Data records:
-------------------------
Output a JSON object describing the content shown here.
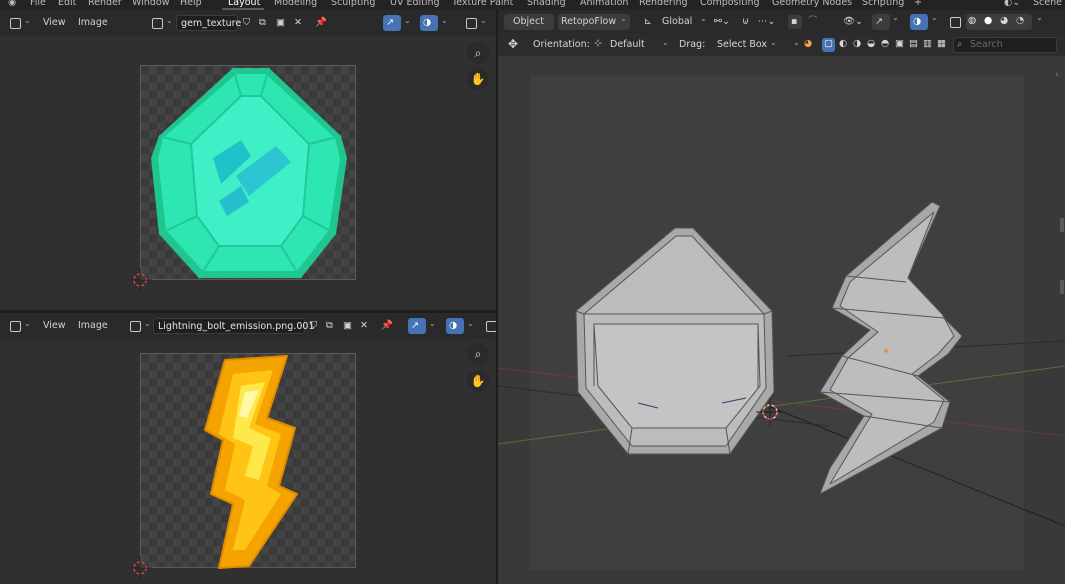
{
  "menu": {
    "items": [
      "File",
      "Edit",
      "Render",
      "Window",
      "Help"
    ],
    "workspaces": [
      "Layout",
      "Modeling",
      "Sculpting",
      "UV Editing",
      "Texture Paint",
      "Shading",
      "Animation",
      "Rendering",
      "Compositing",
      "Geometry Nodes",
      "Scripting"
    ],
    "active_workspace": "Layout",
    "scene_label": "Scene"
  },
  "image_editor_top": {
    "view_label": "View",
    "image_label": "Image",
    "image_name": "gem_texture"
  },
  "image_editor_bottom": {
    "view_label": "View",
    "image_label": "Image",
    "image_name": "Lightning_bolt_emission.png.001"
  },
  "viewport": {
    "mode_label": "Object",
    "addon_label": "RetopoFlow",
    "transform_orientation": "Global",
    "orientation_label": "Orientation:",
    "orientation_value": "Default",
    "drag_label": "Drag:",
    "drag_value": "Select Box",
    "search_placeholder": "Search"
  },
  "colors": {
    "accent": "#4772b3",
    "gem_fill": "#2de6b1",
    "bolt_fill": "#ffd020",
    "bolt_outline": "#f5a300"
  }
}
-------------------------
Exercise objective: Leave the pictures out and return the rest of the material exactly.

Exercise response:
Output a JSON object describing the content shown here.
{
  "menu": {
    "items": [
      "File",
      "Edit",
      "Render",
      "Window",
      "Help"
    ],
    "workspaces": [
      "Layout",
      "Modeling",
      "Sculpting",
      "UV Editing",
      "Texture Paint",
      "Shading",
      "Animation",
      "Rendering",
      "Compositing",
      "Geometry Nodes",
      "Scripting"
    ],
    "active_workspace": "Layout",
    "scene_label": "Scene"
  },
  "image_editor_top": {
    "view_label": "View",
    "image_label": "Image",
    "image_name": "gem_texture"
  },
  "image_editor_bottom": {
    "view_label": "View",
    "image_label": "Image",
    "image_name": "Lightning_bolt_emission.png.001"
  },
  "viewport": {
    "mode_label": "Object",
    "addon_label": "RetopoFlow",
    "transform_orientation": "Global",
    "orientation_label": "Orientation:",
    "orientation_value": "Default",
    "drag_label": "Drag:",
    "drag_value": "Select Box",
    "search_placeholder": "Search"
  },
  "colors": {
    "accent": "#4772b3",
    "gem_fill": "#2de6b1",
    "bolt_fill": "#ffd020",
    "bolt_outline": "#f5a300"
  }
}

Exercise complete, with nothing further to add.